This whole report is centered on the fact that a warming planet is inevitable and that acting now would save more money in the long run. The study supposes the global warming will cause natural resources to dwindle, arable land to be less available, and food and water to become scarce. Furthermore, they believe that regulations now to curb global warming would be beneficial, even if it means short-term economic losses, because it staves off larger economic losses in the future.

Sure, if that were the case anyone with half a mind would say that we should act now rather than later. Unfortunately, that is not the case. We don’t have to accept that global warming will cause unprecedented human disaster. According to the NCPA’s global warming primer, there are several things wrong with the new report:

  • First, we find that 96.6 percent of carbon emissions come from nature, and not humans. The regulations would do nothing but hurt the economy and not solve the problem.
  • Second, there is no consensus on the magnitude of the impact, it is likely that the apocalyptic scenarios won’t pan out even if the Earth is to increase by 2 degrees Celsius.
  • Finally, stabilizing carbon emissions at even 550 ppm would cost trillions of dollars.

These are some things that the report has not considered.

Fighting Global Warming Will Cost $4 Trillion +

A new report from the Global Commission on the Economy and Climate reports that fighting global warming will cost $4 trillion over 15 years. However, the report also says:

  • Countries will spend an extra $90 trillion on infrastructure.
  • Countries will enact policies to reduce their carbon footprints.

Expanding each participating country’s infrastructure, halt deforestation, regulate carbon dioxide emissions, land use reforms and reducing fossil fuel subsides is just the start of a much larger economic cost than just $4 trillion that the report claims would be the cost to fight global warming.

Rate of Global Warming is Slowing and Nobody Knows Why

Despite hype to the contrary, the world has seen a slowdown in the rate of warming over the past few years. The change is causing many scientific organizations to adjust their climate change projections. Late last year the Intergovernmental Panel on Climate Change reduced its projected warming from a range of 0.4 to 1.0 degrees Celsius to 0.3 to 0.7 degrees Celsius between 2016 and 2035. More importantly, nobody seems to know why the warming has slowed.

The leading theory is that the increased heat has been partially absorbed by the ocean. A group at the Scripps Institute suggested the extra heat is being absorbed by the surface waters of the Pacific Ocean. Other scientists suggest that the deeper, colder parts of the ocean are absorbing the heat. Another theory is that active volcanoes are suppressing global warming by spewing ash and gas that reflect the sun’s heat back into space. Some have suggested particulate matter from coal power plants in developing countries spewed into the atmosphere may be reflecting sunlight thereby reducing heat. Others think that an exceptionally active solar cycle may be influencing temperatures.

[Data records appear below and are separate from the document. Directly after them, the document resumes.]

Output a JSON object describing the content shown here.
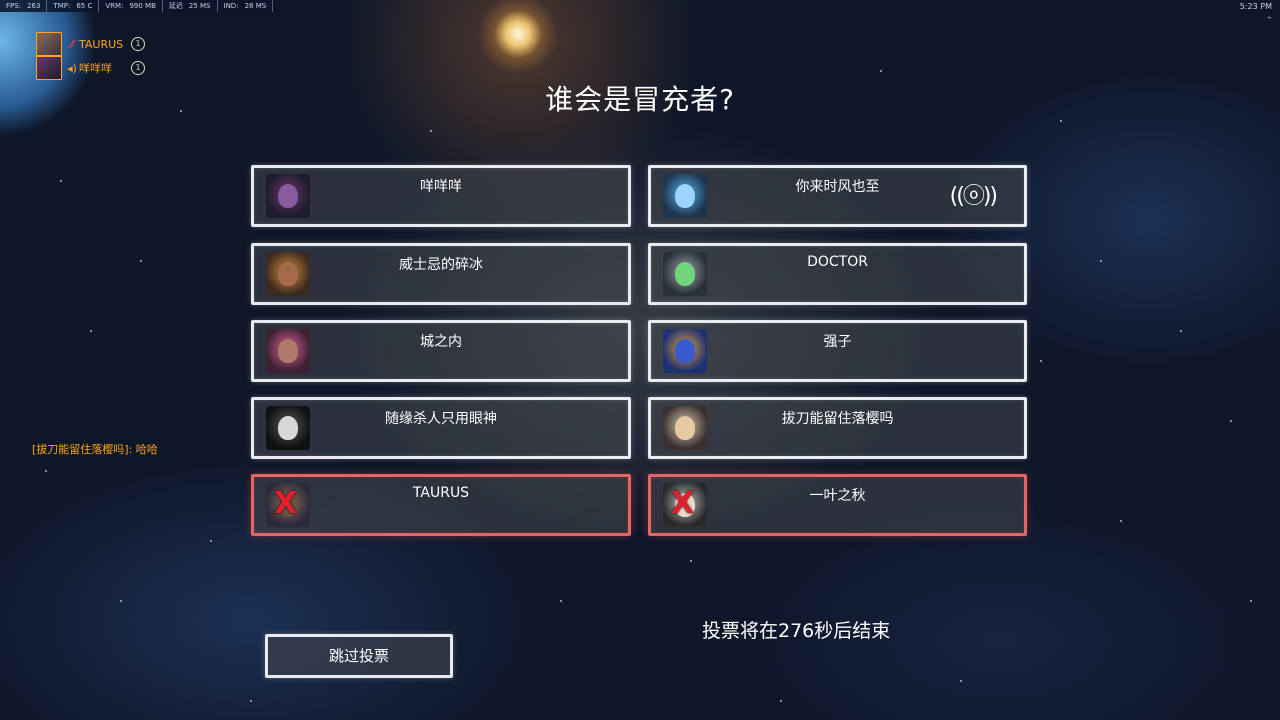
{
  "stats": [
    {
      "label": "FPS:",
      "value": "263"
    },
    {
      "label": "TMP:",
      "value": "65 C"
    },
    {
      "label": "VRM:",
      "value": "990 MB"
    },
    {
      "label": "延迟",
      "value": "25 MS"
    },
    {
      "label": "IND:",
      "value": "28 MS"
    }
  ],
  "clock": "5:23 PM",
  "party": [
    {
      "name": "TAURUS",
      "icon": "dead-slash-icon",
      "status": "1"
    },
    {
      "name": "咩咩咩",
      "icon": "speaking-icon",
      "status": "1"
    }
  ],
  "chat": {
    "text": "[拔刀能留住落樱吗]: 哈哈"
  },
  "title": "谁会是冒充者?",
  "players": [
    {
      "name": "咩咩咩",
      "status": "alive",
      "hero_colors": [
        "#6a3a6a",
        "#1d1a2e",
        "#8a5aa0"
      ]
    },
    {
      "name": "你来时风也至",
      "status": "alive",
      "speaking": true,
      "hero_colors": [
        "#5ab0e8",
        "#1e3550",
        "#9ad4ff"
      ]
    },
    {
      "name": "威士忌的碎冰",
      "status": "alive",
      "hero_colors": [
        "#d08a3a",
        "#3a2a20",
        "#a46a4a"
      ]
    },
    {
      "name": "DOCTOR",
      "status": "alive",
      "hero_colors": [
        "#9aa0a8",
        "#2a3038",
        "#6fd47a"
      ]
    },
    {
      "name": "城之内",
      "status": "alive",
      "hero_colors": [
        "#e060a0",
        "#3a2030",
        "#b07a6a"
      ]
    },
    {
      "name": "强子",
      "status": "alive",
      "hero_colors": [
        "#e0a040",
        "#1e3070",
        "#3a5ad0"
      ]
    },
    {
      "name": "随缘杀人只用眼神",
      "status": "alive",
      "hero_colors": [
        "#5a5a5a",
        "#101010",
        "#d8d8d8"
      ]
    },
    {
      "name": "拔刀能留住落樱吗",
      "status": "alive",
      "hero_colors": [
        "#d8c8b0",
        "#3a3030",
        "#e8c8a0"
      ]
    },
    {
      "name": "TAURUS",
      "status": "dead",
      "hero_colors": [
        "#8a6a5a",
        "#2a2a3a",
        "#6a5040"
      ]
    },
    {
      "name": "一叶之秋",
      "status": "dead",
      "hero_colors": [
        "#c0c0c0",
        "#2a2a2a",
        "#e8d8c8"
      ]
    }
  ],
  "skip_label": "跳过投票",
  "timer_text": "投票将在276秒后结束",
  "speaker_glyph": "((ⓞ))",
  "dead_mark": "X"
}
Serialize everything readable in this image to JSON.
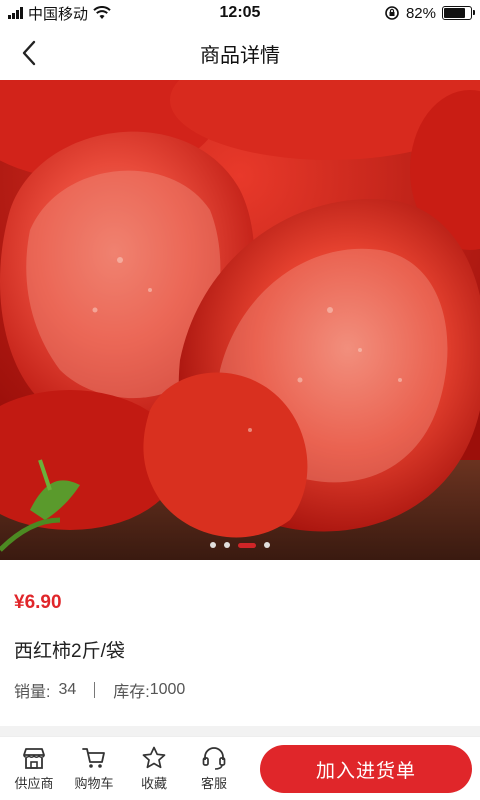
{
  "status_bar": {
    "carrier": "中国移动",
    "time": "12:05",
    "battery_percent": "82%",
    "battery_level": 0.82,
    "icons": [
      "signal-icon",
      "wifi-icon",
      "orientation-lock-icon",
      "battery-icon"
    ]
  },
  "nav": {
    "title": "商品详情",
    "back_icon": "chevron-left-icon"
  },
  "gallery": {
    "image_subject": "tomato-photo",
    "page_count": 4,
    "active_index": 2
  },
  "product": {
    "price": "¥6.90",
    "name": "西红柿2斤/袋",
    "sales_label": "销量:",
    "sales_value": "34",
    "stock_label": "库存:",
    "stock_value": "1000"
  },
  "bottom_bar": {
    "tabs": [
      {
        "label": "供应商",
        "icon": "store-icon"
      },
      {
        "label": "购物车",
        "icon": "cart-icon"
      },
      {
        "label": "收藏",
        "icon": "star-icon"
      },
      {
        "label": "客服",
        "icon": "headset-icon"
      }
    ],
    "cta_label": "加入进货单"
  },
  "colors": {
    "accent": "#e0262a",
    "text": "#222222",
    "muted": "#555555"
  }
}
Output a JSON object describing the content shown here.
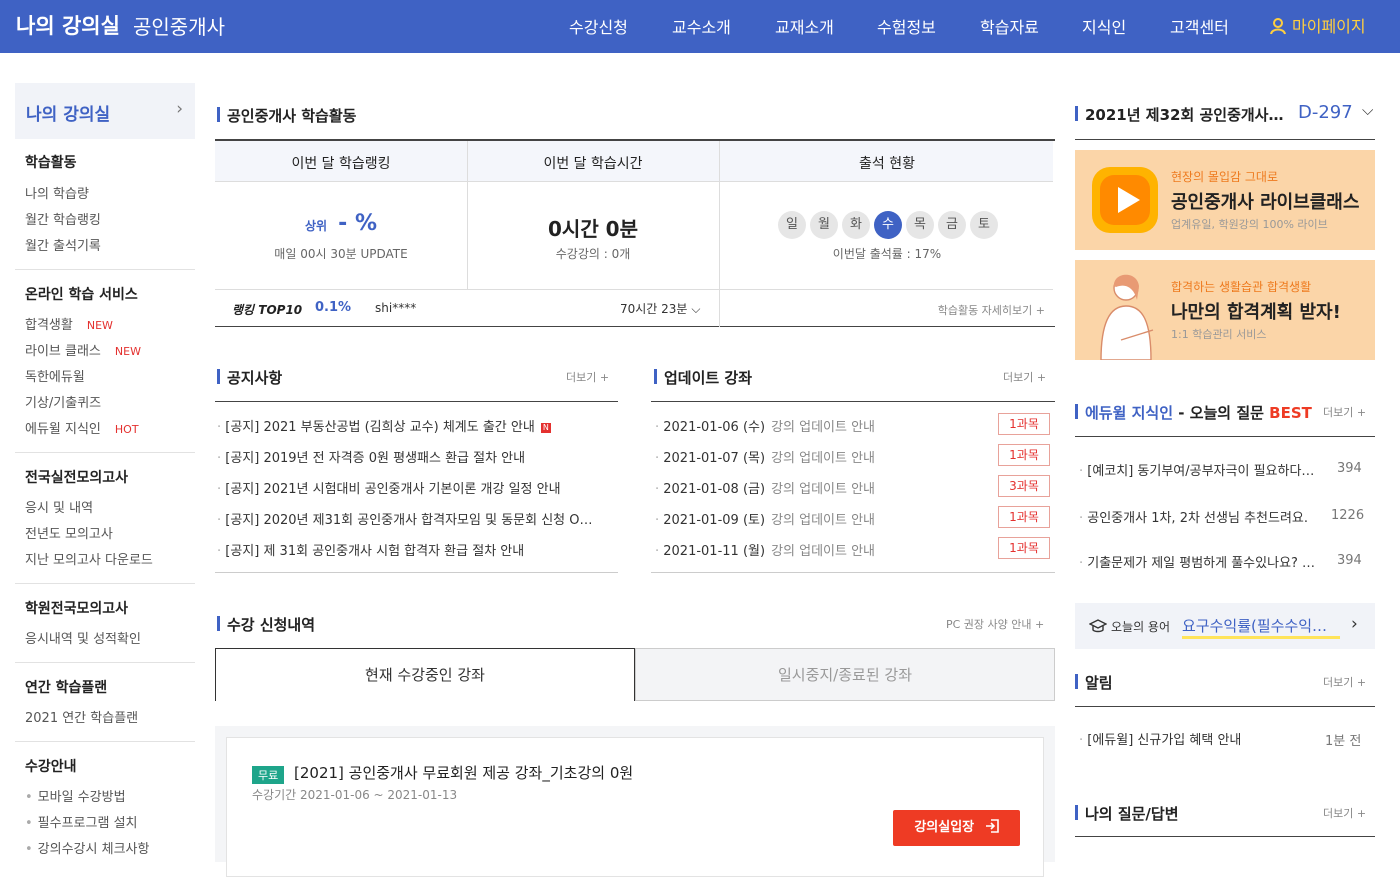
{
  "header": {
    "brand": "나의 강의실",
    "subtitle": "공인중개사",
    "nav": [
      "수강신청",
      "교수소개",
      "교재소개",
      "수험정보",
      "학습자료",
      "지식인",
      "고객센터"
    ],
    "mypage": "마이페이지"
  },
  "sidebar": {
    "title": "나의 강의실",
    "sections": [
      {
        "title": "학습활동",
        "items": [
          "나의 학습량",
          "월간 학습랭킹",
          "월간 출석기록"
        ]
      },
      {
        "title": "온라인 학습 서비스",
        "items": [
          "합격생활",
          "라이브 클래스",
          "독한에듀윌",
          "기상/기출퀴즈",
          "에듀윌 지식인"
        ],
        "badges": [
          "NEW",
          "NEW",
          "",
          "",
          "HOT"
        ]
      },
      {
        "title": "전국실전모의고사",
        "items": [
          "응시 및 내역",
          "전년도 모의고사",
          "지난 모의고사 다운로드"
        ]
      },
      {
        "title": "학원전국모의고사",
        "items": [
          "응시내역 및 성적확인"
        ]
      },
      {
        "title": "연간 학습플랜",
        "items": [
          "2021 연간 학습플랜"
        ]
      },
      {
        "title": "수강안내",
        "items": [
          "모바일 수강방법",
          "필수프로그램 설치",
          "강의수강시 체크사항"
        ]
      }
    ]
  },
  "activity": {
    "title": "공인중개사 학습활동",
    "cols": [
      "이번 달 학습랭킹",
      "이번 달 학습시간",
      "출석 현황"
    ],
    "rank_prefix": "상위",
    "rank_value": "- %",
    "rank_update": "매일 00시 30분 UPDATE",
    "time_value": "0시간 0분",
    "time_sub": "수강강의 : 0개",
    "days": [
      "일",
      "월",
      "화",
      "수",
      "목",
      "금",
      "토"
    ],
    "today_index": 3,
    "attendance": "이번달 출석률 : 17%",
    "top10_label": "랭킹 TOP10",
    "top10_pct": "0.1%",
    "top10_user": "shi****",
    "top10_time": "70시간 23분",
    "detail": "학습활동 자세히보기 +"
  },
  "notice": {
    "title": "공지사항",
    "more": "더보기 +",
    "items": [
      "[공지] 2021 부동산공법 (김희상 교수) 체계도 출간 안내",
      "[공지] 2019년 전 자격증 0원 평생패스 환급 절차 안내",
      "[공지] 2021년 시험대비 공인중개사 기본이론 개강 일정 안내",
      "[공지] 2020년 제31회 공인중개사 합격자모임 및 동문회 신청 O…",
      "[공지] 제 31회 공인중개사 시험 합격자 환급 절차 안내"
    ]
  },
  "updates": {
    "title": "업데이트 강좌",
    "more": "더보기 +",
    "items": [
      {
        "date": "2021-01-06 (수)",
        "text": "강의 업데이트 안내",
        "count": "1과목"
      },
      {
        "date": "2021-01-07 (목)",
        "text": "강의 업데이트 안내",
        "count": "1과목"
      },
      {
        "date": "2021-01-08 (금)",
        "text": "강의 업데이트 안내",
        "count": "3과목"
      },
      {
        "date": "2021-01-09 (토)",
        "text": "강의 업데이트 안내",
        "count": "1과목"
      },
      {
        "date": "2021-01-11 (월)",
        "text": "강의 업데이트 안내",
        "count": "1과목"
      }
    ]
  },
  "enroll": {
    "title": "수강 신청내역",
    "pc_guide": "PC 권장 사양 안내 +",
    "tab_active": "현재 수강중인 강좌",
    "tab_inactive": "일시중지/종료된 강좌",
    "course": {
      "tag": "무료",
      "title": "[2021] 공인중개사 무료회원 제공 강좌_기초강의 0원",
      "period": "수강기간 2021-01-06 ~ 2021-01-13",
      "enter": "강의실입장"
    }
  },
  "right": {
    "dday_title": "2021년 제32회 공인중개사…",
    "dday": "D-297",
    "banner1": {
      "small": "현장의 몰입감 그대로",
      "big": "공인중개사 라이브클래스",
      "sub": "업계유일, 학원강의 100% 라이브"
    },
    "banner2": {
      "small": "합격하는 생활습관 합격생활",
      "big": "나만의 합격계획 받자!",
      "sub": "1:1 학습관리 서비스"
    },
    "qna_title_a": "에듀윌 지식인",
    "qna_title_b": " - 오늘의 질문 ",
    "qna_title_c": "BEST",
    "qna_more": "더보기 +",
    "qna": [
      {
        "q": "[예코치] 동기부여/공부자극이 필요하다…",
        "n": "394"
      },
      {
        "q": "공인중개사 1차, 2차 선생님 추천드려요.",
        "n": "1226"
      },
      {
        "q": "기출문제가 제일 평범하게 풀수있나요? …",
        "n": "394"
      }
    ],
    "term_label": "오늘의 용어",
    "term": "요구수익률(필수수익…",
    "alarm_title": "알림",
    "alarm_more": "더보기 +",
    "alarm_item": "[에듀윌] 신규가입 혜택 안내",
    "alarm_time": "1분 전",
    "myqna_title": "나의 질문/답변",
    "myqna_more": "더보기 +"
  },
  "colors": {
    "primary": "#3f62c4",
    "accent": "#ee3b24",
    "free": "#1ea58a",
    "mypage": "#ffcf3f"
  }
}
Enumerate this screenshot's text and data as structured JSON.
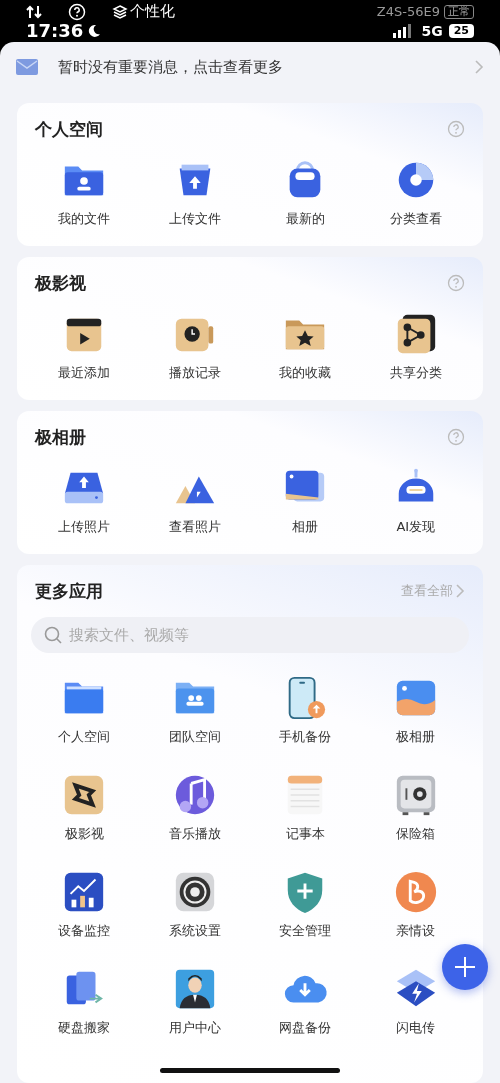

The scientific method has always been a five-step process involving a question, a research hypothesis, experimentation and data analysis. While most scientists now believe humans play a significant role in global warming, the exact level is up for debate. And past projections have been off sometimes significantly. In one of the first predictions, Dr. James Hansen told Congress in 1988 that the world would warm 1.0 degree Celsius every 20 years until 2050. We now know that figure was 2-3 times too high.

Where does this leave policy makers and citizens? Policy makers should continue to develop free-market oriented solutions to global warming. Some folks favored a carbon tax, but its lack of success in Europe has pushed many towards carbon capture instead. Other potential solutions are worthy of consideration.

At the same time, scientists should emphasize that all predictions are estimates. The earth and its atmosphere are complicated places; we still have a lot to learn on climate change. Everybody should remember that science is not religion; actual facts are needed before a conclusion can be made. There is one thing that we can be certain of today: nobody can predict with 100% accuracy what any aspect of earth, including its climate, will be like in 2050.